DAV Rick Burdo Here
I Say Thank You
To All Our Veterans
There is a new plug-in on the market that has fast become the must have tool for bloggers everywhere. It’s called WPSyndicator and was created by a clever chap named Andy Fletcher. As you might realize from the name, this plug-in is made to help you syndicate your blog posts in a far easier way than doing it by hand.
What the plug-in does is syndicate an excerpt from your blog post onto up to 15 Web 2.0 properties all in one easy click. The sites that it posts on are: WordPress, TypePad, Blogger, Vox, LiveJournal, Tumblr, Mulitply, Plurk, FriendFeed, Xanga, Identica, you are, Blellow and Bright Kite. It will also send a tweet about your latest blog post at the same time.
Now, you do have to take a bit of time in the initial set up of your plug-in. You need to create accounts at each of the sites, of course. You can do this right through the WPSyndicator interface as the menu will take you through to all the places that you need to sign up for the various sites. If you get stuck at all, there are some very handy videos that will guide you through the less obvious spots. This will take you from 30 minutes to an hour, depending on how fast you type and how fast you can get through it all.
Once the initial set up is completed, it’s push button simple to syndicate your latest post. And one of the best features is that you can choose which sites to syndicate to with each post. For example, Identical and Blellow only take certain kinds of content so you wouldn’t want to syndicate a post that will be seen as spam to those sites. You can easily turn those two sites off before you have WPSyndicator do its thing.
What gets posted to the Web 2.0 sites is an excerpt from your post and you can set the length to whatever you want. By default, it will grab the first 500 characters which will usually average about 100 words. With that excerpt, will be a link back to your blog that will be “Read more…” or you can set it to the keyword anchor text you want. With the micro-blogging sites, such as Twitter, instead of the anchor text, it will have a shortened bit.ly link.
So what does this mean? More traffic from those who read your material on the Web 2.0 sites and wish to read the rest of your article. They’ll gladly click through to your blog to see what else you have to say. More subscribers, because once they’re there, you will make sure they see your opt-in form, right?
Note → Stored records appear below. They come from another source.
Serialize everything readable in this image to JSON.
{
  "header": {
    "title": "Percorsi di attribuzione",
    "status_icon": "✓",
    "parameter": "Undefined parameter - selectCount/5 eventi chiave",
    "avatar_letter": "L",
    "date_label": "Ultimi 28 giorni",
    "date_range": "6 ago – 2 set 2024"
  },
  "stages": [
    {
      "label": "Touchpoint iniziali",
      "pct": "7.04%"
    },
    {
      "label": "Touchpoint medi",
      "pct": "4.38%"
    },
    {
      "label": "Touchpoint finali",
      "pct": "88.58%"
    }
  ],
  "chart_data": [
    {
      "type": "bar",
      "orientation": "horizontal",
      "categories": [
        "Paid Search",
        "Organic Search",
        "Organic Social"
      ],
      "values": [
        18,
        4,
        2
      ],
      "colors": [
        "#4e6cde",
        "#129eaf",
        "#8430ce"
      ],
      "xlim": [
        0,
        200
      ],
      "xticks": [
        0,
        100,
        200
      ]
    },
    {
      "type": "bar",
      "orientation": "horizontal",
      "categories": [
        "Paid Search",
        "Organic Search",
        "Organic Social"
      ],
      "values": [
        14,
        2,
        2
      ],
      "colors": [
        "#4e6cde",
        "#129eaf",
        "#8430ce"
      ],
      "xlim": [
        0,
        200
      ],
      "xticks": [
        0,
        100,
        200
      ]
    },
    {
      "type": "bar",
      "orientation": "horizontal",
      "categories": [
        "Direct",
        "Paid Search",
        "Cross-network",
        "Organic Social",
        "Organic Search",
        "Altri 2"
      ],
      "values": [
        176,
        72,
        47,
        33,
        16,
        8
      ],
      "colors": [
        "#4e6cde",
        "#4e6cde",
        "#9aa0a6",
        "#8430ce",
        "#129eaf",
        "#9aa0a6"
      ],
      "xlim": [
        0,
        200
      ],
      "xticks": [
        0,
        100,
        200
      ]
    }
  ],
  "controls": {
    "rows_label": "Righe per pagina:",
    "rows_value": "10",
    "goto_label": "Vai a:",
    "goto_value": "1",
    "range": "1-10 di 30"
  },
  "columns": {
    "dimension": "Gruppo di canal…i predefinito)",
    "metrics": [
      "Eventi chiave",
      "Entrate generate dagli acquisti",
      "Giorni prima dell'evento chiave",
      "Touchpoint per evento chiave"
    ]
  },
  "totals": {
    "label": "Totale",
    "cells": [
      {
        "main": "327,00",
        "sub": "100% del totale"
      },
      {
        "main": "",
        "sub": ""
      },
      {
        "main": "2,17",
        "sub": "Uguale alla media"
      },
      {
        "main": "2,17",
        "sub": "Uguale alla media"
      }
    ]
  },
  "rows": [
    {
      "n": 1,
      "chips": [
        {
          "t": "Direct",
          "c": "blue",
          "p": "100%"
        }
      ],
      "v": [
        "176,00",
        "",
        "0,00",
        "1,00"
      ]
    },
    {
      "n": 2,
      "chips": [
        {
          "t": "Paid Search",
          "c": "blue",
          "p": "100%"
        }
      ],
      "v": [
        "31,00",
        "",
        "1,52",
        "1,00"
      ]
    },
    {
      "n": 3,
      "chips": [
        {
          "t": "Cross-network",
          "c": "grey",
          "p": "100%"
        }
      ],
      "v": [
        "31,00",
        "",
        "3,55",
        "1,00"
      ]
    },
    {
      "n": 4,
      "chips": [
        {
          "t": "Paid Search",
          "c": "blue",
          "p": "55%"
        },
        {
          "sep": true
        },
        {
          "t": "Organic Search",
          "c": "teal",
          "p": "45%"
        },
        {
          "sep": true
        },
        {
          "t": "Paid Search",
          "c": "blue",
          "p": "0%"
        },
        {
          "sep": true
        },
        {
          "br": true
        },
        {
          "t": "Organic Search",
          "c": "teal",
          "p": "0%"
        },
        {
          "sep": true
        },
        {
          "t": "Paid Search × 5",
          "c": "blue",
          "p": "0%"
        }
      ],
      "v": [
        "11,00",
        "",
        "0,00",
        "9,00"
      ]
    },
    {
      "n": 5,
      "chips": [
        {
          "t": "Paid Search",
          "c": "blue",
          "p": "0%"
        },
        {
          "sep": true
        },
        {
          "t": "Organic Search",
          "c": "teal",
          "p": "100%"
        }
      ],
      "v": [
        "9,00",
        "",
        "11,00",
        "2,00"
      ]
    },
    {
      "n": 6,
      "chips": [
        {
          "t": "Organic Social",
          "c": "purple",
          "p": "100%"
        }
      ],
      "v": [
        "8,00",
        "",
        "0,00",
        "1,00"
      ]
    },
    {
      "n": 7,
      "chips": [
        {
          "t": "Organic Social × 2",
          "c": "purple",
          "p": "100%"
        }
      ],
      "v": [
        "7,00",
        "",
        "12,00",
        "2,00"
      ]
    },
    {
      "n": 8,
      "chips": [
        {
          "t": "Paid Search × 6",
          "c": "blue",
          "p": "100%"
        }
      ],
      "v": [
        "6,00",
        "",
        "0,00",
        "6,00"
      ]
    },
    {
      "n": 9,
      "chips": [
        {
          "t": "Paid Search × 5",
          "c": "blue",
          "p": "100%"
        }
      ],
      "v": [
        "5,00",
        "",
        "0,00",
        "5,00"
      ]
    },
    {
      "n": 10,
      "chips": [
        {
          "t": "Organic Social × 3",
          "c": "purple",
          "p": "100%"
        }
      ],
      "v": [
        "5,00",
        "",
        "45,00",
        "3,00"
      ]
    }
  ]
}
And of course, more backlinks that show the search engines how popular your blog is.
Have A Great Day
(Send a email aday to help out Our Veterans everyday)